### Data supplied
━━━━━━━━━━━━━━━━━━━━

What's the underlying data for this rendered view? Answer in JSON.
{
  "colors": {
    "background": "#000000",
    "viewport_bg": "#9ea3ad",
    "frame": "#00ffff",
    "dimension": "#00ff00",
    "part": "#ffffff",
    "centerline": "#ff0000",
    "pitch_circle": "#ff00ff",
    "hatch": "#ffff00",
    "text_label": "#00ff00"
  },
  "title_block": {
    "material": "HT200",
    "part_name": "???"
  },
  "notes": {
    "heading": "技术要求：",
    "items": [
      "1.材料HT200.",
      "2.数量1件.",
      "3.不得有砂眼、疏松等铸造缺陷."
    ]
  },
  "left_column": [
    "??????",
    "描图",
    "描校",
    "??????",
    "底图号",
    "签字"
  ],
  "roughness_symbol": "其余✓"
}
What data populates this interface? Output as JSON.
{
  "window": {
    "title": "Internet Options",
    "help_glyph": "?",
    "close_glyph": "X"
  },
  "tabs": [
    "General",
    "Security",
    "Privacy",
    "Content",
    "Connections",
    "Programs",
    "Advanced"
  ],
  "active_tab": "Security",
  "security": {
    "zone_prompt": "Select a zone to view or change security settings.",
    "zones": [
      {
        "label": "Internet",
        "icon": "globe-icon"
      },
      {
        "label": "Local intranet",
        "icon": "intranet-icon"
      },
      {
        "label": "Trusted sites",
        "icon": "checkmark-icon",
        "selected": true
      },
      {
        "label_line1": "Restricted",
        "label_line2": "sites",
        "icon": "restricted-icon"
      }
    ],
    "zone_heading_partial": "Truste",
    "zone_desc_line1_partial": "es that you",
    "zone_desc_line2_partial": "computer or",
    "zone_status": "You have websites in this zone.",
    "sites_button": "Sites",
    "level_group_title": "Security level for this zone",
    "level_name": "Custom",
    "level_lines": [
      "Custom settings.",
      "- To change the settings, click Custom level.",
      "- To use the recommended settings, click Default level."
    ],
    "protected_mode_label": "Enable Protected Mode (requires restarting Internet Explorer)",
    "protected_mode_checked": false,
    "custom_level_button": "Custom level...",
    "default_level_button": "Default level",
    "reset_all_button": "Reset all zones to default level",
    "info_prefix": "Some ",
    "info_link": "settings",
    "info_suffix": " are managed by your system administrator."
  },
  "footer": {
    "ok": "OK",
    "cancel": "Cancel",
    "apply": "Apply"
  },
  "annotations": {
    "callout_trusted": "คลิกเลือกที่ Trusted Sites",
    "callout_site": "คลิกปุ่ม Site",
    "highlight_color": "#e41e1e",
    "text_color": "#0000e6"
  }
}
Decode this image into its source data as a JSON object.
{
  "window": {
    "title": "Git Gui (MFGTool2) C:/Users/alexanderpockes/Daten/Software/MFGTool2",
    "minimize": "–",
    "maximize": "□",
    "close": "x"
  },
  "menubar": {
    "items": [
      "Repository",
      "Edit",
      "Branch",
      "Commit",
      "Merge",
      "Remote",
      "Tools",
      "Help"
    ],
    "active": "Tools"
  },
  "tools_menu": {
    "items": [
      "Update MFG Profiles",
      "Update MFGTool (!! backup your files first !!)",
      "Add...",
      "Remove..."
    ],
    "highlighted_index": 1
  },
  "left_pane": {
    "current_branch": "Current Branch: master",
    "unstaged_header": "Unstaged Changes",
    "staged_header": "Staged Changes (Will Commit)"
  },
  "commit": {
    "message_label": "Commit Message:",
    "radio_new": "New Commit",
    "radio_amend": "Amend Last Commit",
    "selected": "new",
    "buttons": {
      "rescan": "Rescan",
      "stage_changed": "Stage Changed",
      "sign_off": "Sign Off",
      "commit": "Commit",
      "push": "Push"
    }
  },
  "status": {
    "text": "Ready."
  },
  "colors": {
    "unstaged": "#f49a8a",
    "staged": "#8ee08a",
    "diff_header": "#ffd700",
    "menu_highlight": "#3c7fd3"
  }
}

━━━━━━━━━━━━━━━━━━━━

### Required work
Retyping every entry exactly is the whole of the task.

### Task answer
What's the underlying data for this rendered view? Answer in JSON.
{
  "colors": {
    "background": "#000000",
    "viewport_bg": "#9ea3ad",
    "frame": "#00ffff",
    "dimension": "#00ff00",
    "part": "#ffffff",
    "centerline": "#ff0000",
    "pitch_circle": "#ff00ff",
    "hatch": "#ffff00",
    "text_label": "#00ff00"
  },
  "title_block": {
    "material": "HT200",
    "part_name": "???"
  },
  "notes": {
    "heading": "技术要求：",
    "items": [
      "1.材料HT200.",
      "2.数量1件.",
      "3.不得有砂眼、疏松等铸造缺陷."
    ]
  },
  "left_column": [
    "??????",
    "描图",
    "描校",
    "??????",
    "底图号",
    "签字"
  ],
  "roughness_symbol": "其余✓"
}
What data populates this interface? Output as JSON.
{
  "window": {
    "title": "Internet Options",
    "help_glyph": "?",
    "close_glyph": "X"
  },
  "tabs": [
    "General",
    "Security",
    "Privacy",
    "Content",
    "Connections",
    "Programs",
    "Advanced"
  ],
  "active_tab": "Security",
  "security": {
    "zone_prompt": "Select a zone to view or change security settings.",
    "zones": [
      {
        "label": "Internet",
        "icon": "globe-icon"
      },
      {
        "label": "Local intranet",
        "icon": "intranet-icon"
      },
      {
        "label": "Trusted sites",
        "icon": "checkmark-icon",
        "selected": true
      },
      {
        "label_line1": "Restricted",
        "label_line2": "sites",
        "icon": "restricted-icon"
      }
    ],
    "zone_heading_partial": "Truste",
    "zone_desc_line1_partial": "es that you",
    "zone_desc_line2_partial": "computer or",
    "zone_status": "You have websites in this zone.",
    "sites_button": "Sites",
    "level_group_title": "Security level for this zone",
    "level_name": "Custom",
    "level_lines": [
      "Custom settings.",
      "- To change the settings, click Custom level.",
      "- To use the recommended settings, click Default level."
    ],
    "protected_mode_label": "Enable Protected Mode (requires restarting Internet Explorer)",
    "protected_mode_checked": false,
    "custom_level_button": "Custom level...",
    "default_level_button": "Default level",
    "reset_all_button": "Reset all zones to default level",
    "info_prefix": "Some ",
    "info_link": "settings",
    "info_suffix": " are managed by your system administrator."
  },
  "footer": {
    "ok": "OK",
    "cancel": "Cancel",
    "apply": "Apply"
  },
  "annotations": {
    "callout_trusted": "คลิกเลือกที่ Trusted Sites",
    "callout_site": "คลิกปุ่ม Site",
    "highlight_color": "#e41e1e",
    "text_color": "#0000e6"
  }
}
Decode this image into its source data as a JSON object.
{
  "window": {
    "title": "Git Gui (MFGTool2) C:/Users/alexanderpockes/Daten/Software/MFGTool2",
    "minimize": "–",
    "maximize": "□",
    "close": "x"
  },
  "menubar": {
    "items": [
      "Repository",
      "Edit",
      "Branch",
      "Commit",
      "Merge",
      "Remote",
      "Tools",
      "Help"
    ],
    "active": "Tools"
  },
  "tools_menu": {
    "items": [
      "Update MFG Profiles",
      "Update MFGTool (!! backup your files first !!)",
      "Add...",
      "Remove..."
    ],
    "highlighted_index": 1
  },
  "left_pane": {
    "current_branch": "Current Branch: master",
    "unstaged_header": "Unstaged Changes",
    "staged_header": "Staged Changes (Will Commit)"
  },
  "commit": {
    "message_label": "Commit Message:",
    "radio_new": "New Commit",
    "radio_amend": "Amend Last Commit",
    "selected": "new",
    "buttons": {
      "rescan": "Rescan",
      "stage_changed": "Stage Changed",
      "sign_off": "Sign Off",
      "commit": "Commit",
      "push": "Push"
    }
  },
  "status": {
    "text": "Ready."
  },
  "colors": {
    "unstaged": "#f49a8a",
    "staged": "#8ee08a",
    "diff_header": "#ffd700",
    "menu_highlight": "#3c7fd3"
  }
}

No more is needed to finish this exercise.